Updated on June 28, 2009
I reckon there were well over 100 people at this event, superbly organized by Farhan Rehman, Desigan Chinniah and Jon Bishop plus a host of contributor-organizers (the ones wearing dark blue t-shirts such as Matt Oâ€™Neill [photo] and Benjamin Ellis).
I was especially impressed by the excellent organization of the event. Thatâ€™s down to the three organizers â€“ Iâ€™d hire them to organize an event! â€“ and all the helpers plus the sponsors without whom I donâ€™t think TweetCamp could have happened.
According to the t-shirts (photo above by Adam Tinworth), those sponsors were PayPal â€“ the event took place in the UK office of their parent company, eBay â€“ Gumtree, Addlestones, mymuesli and Sun Startup Essentials.
Iâ€™ve recorded some thoughts in an Audiboo, below, but let me bullet-point some of my impressions.
- Excellent organization, as Iâ€™ve mentioned.
- The venue was great: good wifi but a seriously complicated WPA password, though.
- Terrific schwag in the goodies bag.
- The â€˜paper wikiâ€™ is an excellent concept but it didnâ€™t really capture peopleâ€™s imaginations.

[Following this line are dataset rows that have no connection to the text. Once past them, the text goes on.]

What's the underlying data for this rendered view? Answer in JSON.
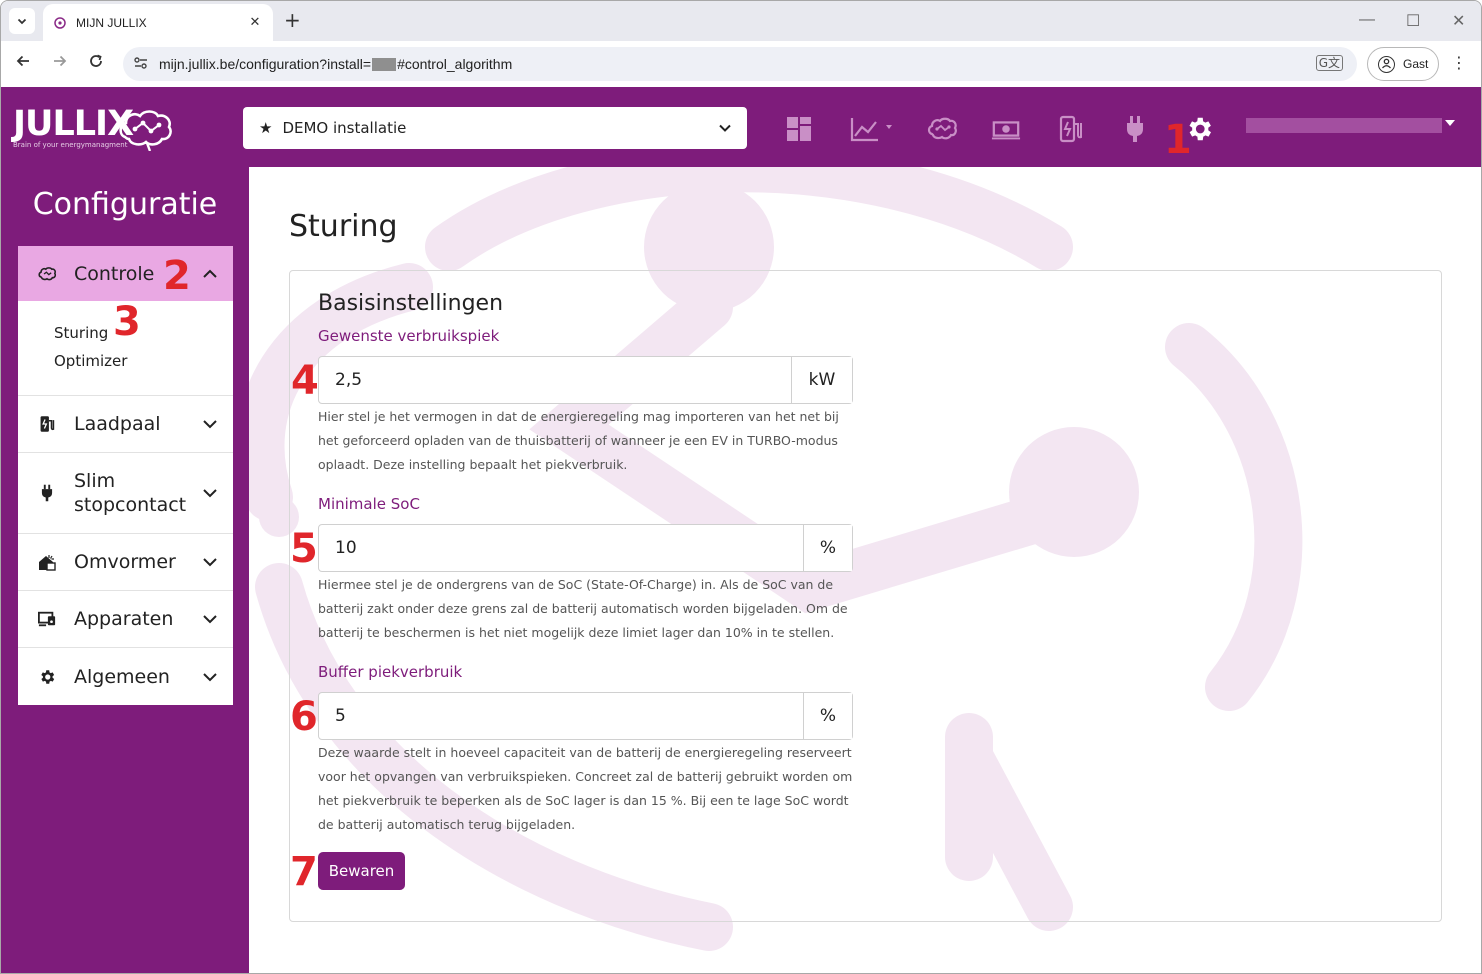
{
  "browser": {
    "tab_title": "MIJN JULLIX",
    "url_prefix": "mijn.jullix.be/configuration?install=",
    "url_suffix": "#control_algorithm",
    "profile_label": "Gast"
  },
  "topnav": {
    "logo_text": "JULLIX",
    "logo_tagline": "Brain of your energymanagment",
    "installation": "DEMO installatie",
    "icons": [
      "dashboard-icon",
      "chart-icon",
      "brain-icon",
      "money-icon",
      "charger-icon",
      "plug-icon",
      "gear-icon"
    ]
  },
  "sidebar": {
    "title": "Configuratie",
    "items": [
      {
        "label": "Controle",
        "icon": "brain-icon",
        "expanded": true,
        "sub": [
          "Sturing",
          "Optimizer"
        ]
      },
      {
        "label": "Laadpaal",
        "icon": "charger-icon"
      },
      {
        "label": "Slim stopcontact",
        "icon": "plug-icon"
      },
      {
        "label": "Omvormer",
        "icon": "home-solar-icon"
      },
      {
        "label": "Apparaten",
        "icon": "devices-icon"
      },
      {
        "label": "Algemeen",
        "icon": "gear-icon"
      }
    ]
  },
  "main": {
    "page_title": "Sturing",
    "card_title": "Basisinstellingen",
    "fields": [
      {
        "label": "Gewenste verbruikspiek",
        "value": "2,5",
        "unit": "kW",
        "help": "Hier stel je het vermogen in dat de energieregeling mag importeren van het net bij het geforceerd opladen van de thuisbatterij of wanneer je een EV in TURBO-modus oplaadt. Deze instelling bepaalt het piekverbruik."
      },
      {
        "label": "Minimale SoC",
        "value": "10",
        "unit": "%",
        "help": "Hiermee stel je de ondergrens van de SoC (State-Of-Charge) in. Als de SoC van de batterij zakt onder deze grens zal de batterij automatisch worden bijgeladen. Om de batterij te beschermen is het niet mogelijk deze limiet lager dan 10% in te stellen."
      },
      {
        "label": "Buffer piekverbruik",
        "value": "5",
        "unit": "%",
        "help": "Deze waarde stelt in hoeveel capaciteit van de batterij de energieregeling reserveert voor het opvangen van verbruikspieken. Concreet zal de batterij gebruikt worden om het piekverbruik te beperken als de SoC lager is dan 15 %. Bij een te lage SoC wordt de batterij automatisch terug bijgeladen."
      }
    ],
    "save_label": "Bewaren"
  },
  "markers": [
    "1",
    "2",
    "3",
    "4",
    "5",
    "6",
    "7"
  ],
  "colors": {
    "brand": "#7e1c7b",
    "active_menu": "#e9a8e3",
    "marker": "#e0262b"
  }
}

Hopefully creator Jon Bishop will explain his thinking sometime because it is a good idea.
- Everyone was well looked after in terms of refreshments (bacon butties to start, for instance, and an always-full Coke machine) and outstanding lunch with plenty to go round. Thanks again to the sponsors.
- Met loads of familiar faces plus an equal load of new ones: the essence of TweetCamp.

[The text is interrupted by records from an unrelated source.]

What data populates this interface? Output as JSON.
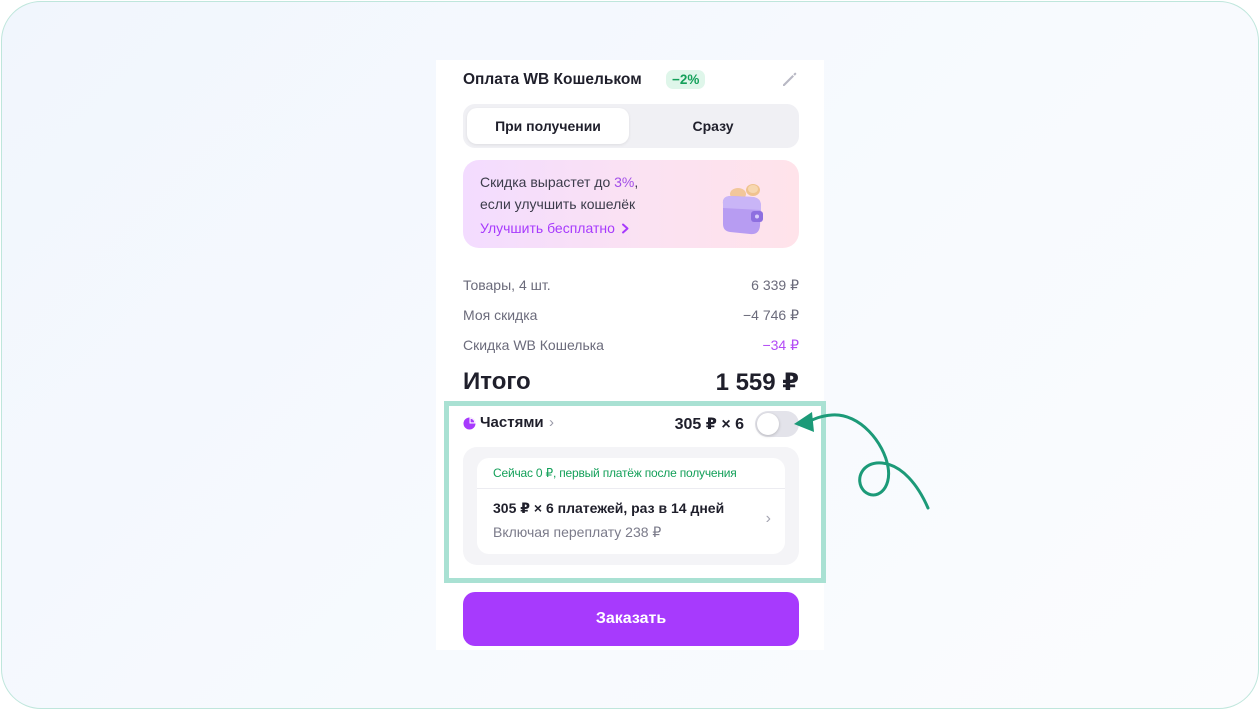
{
  "payment": {
    "title": "Оплата WB Кошельком",
    "discount_badge": "−2%",
    "edit_icon": "pencil-icon"
  },
  "tabs": [
    {
      "label": "При получении",
      "active": true
    },
    {
      "label": "Сразу",
      "active": false
    }
  ],
  "promo": {
    "line1_prefix": "Скидка вырастет до ",
    "line1_value": "3%",
    "line1_suffix": ",",
    "line2": "если улучшить кошелёк",
    "link": "Улучшить бесплатно",
    "link_icon": "chevron-right-icon",
    "art_icon": "wallet-coins-icon"
  },
  "summary": {
    "rows": [
      {
        "label": "Товары, 4 шт.",
        "value": "6 339 ₽"
      },
      {
        "label": "Моя скидка",
        "value": "−4 746 ₽"
      },
      {
        "label": "Скидка WB Кошелька",
        "value": "−34 ₽"
      }
    ],
    "total_label": "Итого",
    "total_value": "1 559 ₽"
  },
  "installments": {
    "label": "Частями",
    "chevron": "›",
    "amount": "305 ₽ × 6",
    "toggle_on": false,
    "note": "Сейчас 0 ₽, первый платёж после получения",
    "plan_main": "305 ₽ × 6 платежей, раз в 14 дней",
    "plan_sub": "Включая переплату 238 ₽",
    "plan_chevron": "›"
  },
  "order_button": "Заказать",
  "colors": {
    "accent": "#a73afd",
    "green": "#14a05a",
    "highlight": "#a9e1d3",
    "arrow": "#1c9a78"
  }
}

- Terrific conversation during the lunch period with Sarah Blow who sorted out my Tweetmeme plugin for WordPress and also ended my laptop sticker virginity.
- Equally great conversation with Chris Heuer who got what he wanted with a WordPress plugin to live-blog tweets.
- Another terrific conversation in the afternoon in a breakout group with James Cridland, Kate Arkless Gray and Jim Anning about the future and the role of social media such as Twitter. The answer, of course, is 42.
- Did I mention TweetCamp was well organized?